I know some were dissatisfied with season 2 of Heroes, but I actually didn’t mind it so much. Veronica — er, I mean Kristen Bell — probably had something to do with it. I’m excited to see where they take this season with Sylar returning, and it even looks like they’re going to resurrect the alternate future. I’m a sucker for time travel and alternate realities.
I haven’t even seen Season 4 yet, but the Entourage crew will never cease to look cool. Don’t know about that tag line, though. Can you believe they’re already on Season 5?
Lastly, I don’t actually know anything about the new 90210 but I’m curious to see what Rob Thomas does with it.
We’ll look at more posters as they surface.
30 Rock episodes are broken into one teaser and three acts.
Lost episodes are broken into one teaser and five acts.
Battlestar episodes are broken into one teaser and four acts.

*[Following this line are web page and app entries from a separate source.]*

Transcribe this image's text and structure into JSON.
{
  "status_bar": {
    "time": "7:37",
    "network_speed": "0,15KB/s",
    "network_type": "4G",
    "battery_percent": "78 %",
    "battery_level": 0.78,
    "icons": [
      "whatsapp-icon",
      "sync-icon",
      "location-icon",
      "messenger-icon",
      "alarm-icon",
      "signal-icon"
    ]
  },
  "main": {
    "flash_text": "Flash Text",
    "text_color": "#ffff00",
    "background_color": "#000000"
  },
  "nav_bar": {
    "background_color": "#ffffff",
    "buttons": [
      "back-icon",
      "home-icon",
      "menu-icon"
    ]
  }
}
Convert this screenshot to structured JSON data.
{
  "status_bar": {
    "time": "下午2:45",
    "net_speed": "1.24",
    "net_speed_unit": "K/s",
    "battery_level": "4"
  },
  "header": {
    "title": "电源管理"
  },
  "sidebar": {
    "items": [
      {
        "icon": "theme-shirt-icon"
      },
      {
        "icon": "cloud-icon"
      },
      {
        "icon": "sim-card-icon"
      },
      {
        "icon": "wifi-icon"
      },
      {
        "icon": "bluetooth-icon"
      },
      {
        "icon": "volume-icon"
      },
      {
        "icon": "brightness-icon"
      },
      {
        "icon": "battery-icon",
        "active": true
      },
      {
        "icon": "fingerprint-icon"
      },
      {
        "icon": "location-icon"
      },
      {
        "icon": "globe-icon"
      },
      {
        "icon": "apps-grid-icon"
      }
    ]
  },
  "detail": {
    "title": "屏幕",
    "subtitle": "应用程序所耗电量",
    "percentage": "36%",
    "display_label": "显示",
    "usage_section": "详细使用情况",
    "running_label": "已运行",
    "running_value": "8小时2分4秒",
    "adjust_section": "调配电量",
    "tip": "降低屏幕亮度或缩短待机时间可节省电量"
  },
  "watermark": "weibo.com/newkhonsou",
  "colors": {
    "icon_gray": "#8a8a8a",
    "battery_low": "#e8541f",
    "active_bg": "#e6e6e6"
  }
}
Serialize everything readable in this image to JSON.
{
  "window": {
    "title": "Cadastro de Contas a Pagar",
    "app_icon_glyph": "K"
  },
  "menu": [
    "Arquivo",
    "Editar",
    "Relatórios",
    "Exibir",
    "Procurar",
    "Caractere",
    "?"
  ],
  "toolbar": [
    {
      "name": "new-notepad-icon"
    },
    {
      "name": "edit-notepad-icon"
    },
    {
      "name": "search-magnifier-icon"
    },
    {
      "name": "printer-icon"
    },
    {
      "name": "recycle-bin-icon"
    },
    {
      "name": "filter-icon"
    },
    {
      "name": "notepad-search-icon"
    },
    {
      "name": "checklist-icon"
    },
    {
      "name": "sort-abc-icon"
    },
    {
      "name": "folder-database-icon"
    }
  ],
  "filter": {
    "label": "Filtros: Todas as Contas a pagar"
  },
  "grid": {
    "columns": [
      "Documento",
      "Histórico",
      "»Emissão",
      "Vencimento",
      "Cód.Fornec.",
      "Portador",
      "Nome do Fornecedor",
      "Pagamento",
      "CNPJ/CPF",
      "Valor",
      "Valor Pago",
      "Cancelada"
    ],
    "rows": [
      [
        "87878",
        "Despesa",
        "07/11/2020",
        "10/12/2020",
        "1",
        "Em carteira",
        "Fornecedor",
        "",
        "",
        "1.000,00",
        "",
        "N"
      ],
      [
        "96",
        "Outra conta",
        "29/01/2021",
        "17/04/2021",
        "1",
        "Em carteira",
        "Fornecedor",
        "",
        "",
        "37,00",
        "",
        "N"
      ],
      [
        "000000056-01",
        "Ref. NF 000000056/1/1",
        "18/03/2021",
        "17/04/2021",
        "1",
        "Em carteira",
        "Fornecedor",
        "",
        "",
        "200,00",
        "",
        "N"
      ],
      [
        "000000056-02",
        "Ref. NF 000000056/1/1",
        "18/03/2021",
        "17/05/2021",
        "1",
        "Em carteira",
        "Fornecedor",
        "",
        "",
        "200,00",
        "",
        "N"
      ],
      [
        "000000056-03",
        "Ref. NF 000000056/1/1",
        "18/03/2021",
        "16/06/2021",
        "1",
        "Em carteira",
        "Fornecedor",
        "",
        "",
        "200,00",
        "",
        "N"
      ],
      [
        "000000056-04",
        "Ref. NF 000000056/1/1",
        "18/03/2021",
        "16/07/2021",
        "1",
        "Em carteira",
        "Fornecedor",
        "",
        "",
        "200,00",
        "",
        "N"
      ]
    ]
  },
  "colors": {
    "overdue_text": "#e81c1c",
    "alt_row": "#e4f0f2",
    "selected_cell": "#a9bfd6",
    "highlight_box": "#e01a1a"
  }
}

Heroes episodes are broken into one teaser and five acts.
HBO has no commercial breaks.
There are twelve cylon models.
I was listening to an old “This American Life” the other night. The topic was the influence of television, and while I was listening to Ira Glass describe his unabashed love for The O.C. (which he shamefully calls “trashy”, shortly before admitting that he cried when it went off the air) it occurred to me that there really is no point in trying to hold yourself above it all. Even when a show is universally acknowledged by people to be complete trash, you often find those same people are the first ones breathlessly discussing plot points or recounting the crisis of the latest episode. (Reality TV is a prime example; I can’t believe the number of closet Project Runway fans.)
My question is this: do we need to openly acknowledge that something is trashy in order to give us license to enjoy it? Or shouldn’t we try to understand and love what it is that makes these “trashy” shows so compelling to watch? I realize that when you think like a critic (as I’m far too prone to do) you’re definitely not embracing that side of it enough.

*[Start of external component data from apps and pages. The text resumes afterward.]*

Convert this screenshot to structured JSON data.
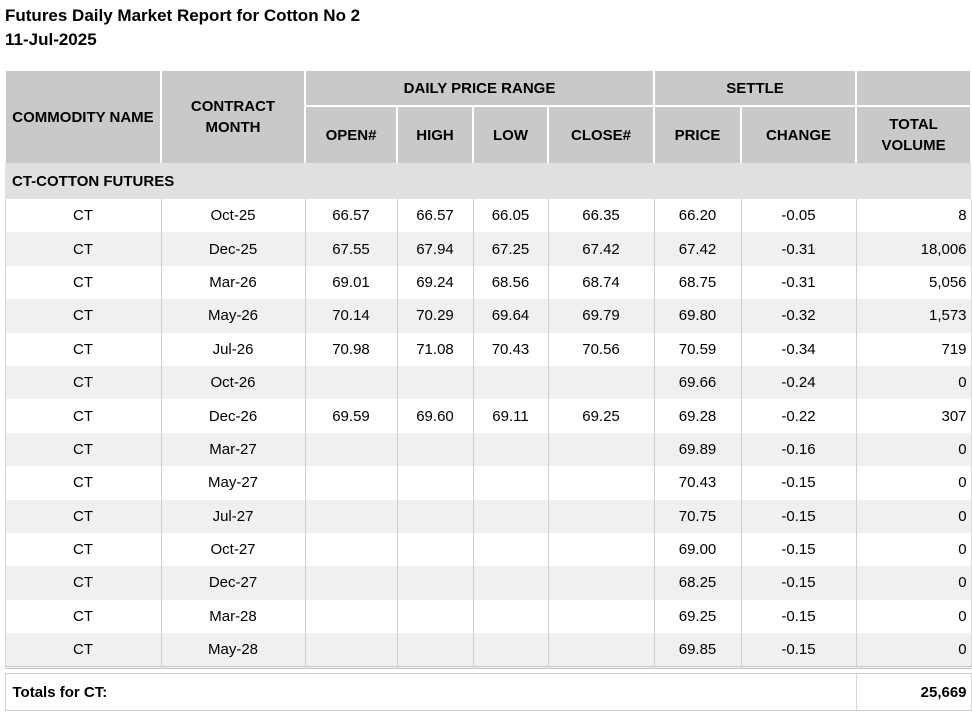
{
  "report": {
    "title": "Futures Daily Market Report for Cotton No 2",
    "date": "11-Jul-2025"
  },
  "table": {
    "headers": {
      "commodity_name": "COMMODITY NAME",
      "contract_month": "CONTRACT MONTH",
      "daily_price_range": "DAILY PRICE RANGE",
      "settle": "SETTLE",
      "total_volume": "TOTAL VOLUME",
      "open": "OPEN#",
      "high": "HIGH",
      "low": "LOW",
      "close": "CLOSE#",
      "price": "PRICE",
      "change": "CHANGE"
    },
    "section_label": "CT-COTTON FUTURES",
    "rows": [
      {
        "commodity": "CT",
        "month": "Oct-25",
        "open": "66.57",
        "high": "66.57",
        "low": "66.05",
        "close": "66.35",
        "price": "66.20",
        "change": "-0.05",
        "volume": "8"
      },
      {
        "commodity": "CT",
        "month": "Dec-25",
        "open": "67.55",
        "high": "67.94",
        "low": "67.25",
        "close": "67.42",
        "price": "67.42",
        "change": "-0.31",
        "volume": "18,006"
      },
      {
        "commodity": "CT",
        "month": "Mar-26",
        "open": "69.01",
        "high": "69.24",
        "low": "68.56",
        "close": "68.74",
        "price": "68.75",
        "change": "-0.31",
        "volume": "5,056"
      },
      {
        "commodity": "CT",
        "month": "May-26",
        "open": "70.14",
        "high": "70.29",
        "low": "69.64",
        "close": "69.79",
        "price": "69.80",
        "change": "-0.32",
        "volume": "1,573"
      },
      {
        "commodity": "CT",
        "month": "Jul-26",
        "open": "70.98",
        "high": "71.08",
        "low": "70.43",
        "close": "70.56",
        "price": "70.59",
        "change": "-0.34",
        "volume": "719"
      },
      {
        "commodity": "CT",
        "month": "Oct-26",
        "open": "",
        "high": "",
        "low": "",
        "close": "",
        "price": "69.66",
        "change": "-0.24",
        "volume": "0"
      },
      {
        "commodity": "CT",
        "month": "Dec-26",
        "open": "69.59",
        "high": "69.60",
        "low": "69.11",
        "close": "69.25",
        "price": "69.28",
        "change": "-0.22",
        "volume": "307"
      },
      {
        "commodity": "CT",
        "month": "Mar-27",
        "open": "",
        "high": "",
        "low": "",
        "close": "",
        "price": "69.89",
        "change": "-0.16",
        "volume": "0"
      },
      {
        "commodity": "CT",
        "month": "May-27",
        "open": "",
        "high": "",
        "low": "",
        "close": "",
        "price": "70.43",
        "change": "-0.15",
        "volume": "0"
      },
      {
        "commodity": "CT",
        "month": "Jul-27",
        "open": "",
        "high": "",
        "low": "",
        "close": "",
        "price": "70.75",
        "change": "-0.15",
        "volume": "0"
      },
      {
        "commodity": "CT",
        "month": "Oct-27",
        "open": "",
        "high": "",
        "low": "",
        "close": "",
        "price": "69.00",
        "change": "-0.15",
        "volume": "0"
      },
      {
        "commodity": "CT",
        "month": "Dec-27",
        "open": "",
        "high": "",
        "low": "",
        "close": "",
        "price": "68.25",
        "change": "-0.15",
        "volume": "0"
      },
      {
        "commodity": "CT",
        "month": "Mar-28",
        "open": "",
        "high": "",
        "low": "",
        "close": "",
        "price": "69.25",
        "change": "-0.15",
        "volume": "0"
      },
      {
        "commodity": "CT",
        "month": "May-28",
        "open": "",
        "high": "",
        "low": "",
        "close": "",
        "price": "69.85",
        "change": "-0.15",
        "volume": "0"
      }
    ],
    "totals": {
      "label": "Totals for CT:",
      "volume": "25,669"
    }
  }
}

Truth be told, I have less at stake here than you might imagine. I don’t actually have a TV show that I’d be embarrassed to say I’m a fan of. Then again, what can I say — I do have amazing taste.
I’ve gotta admit, I’m really curious how The Sopranos ended. And not having watched any of the series beyond its first three episodes, the dilemma is truly epic: should I just go ahead and find out what happened in the finale, or do I start from the beginning and pray that nobody spoils it before I reach the end? I’m pretty surprised it hasn’t happened yet, actually – I lay the odds at 50/50 that I’ll either hear or read about it within the next week.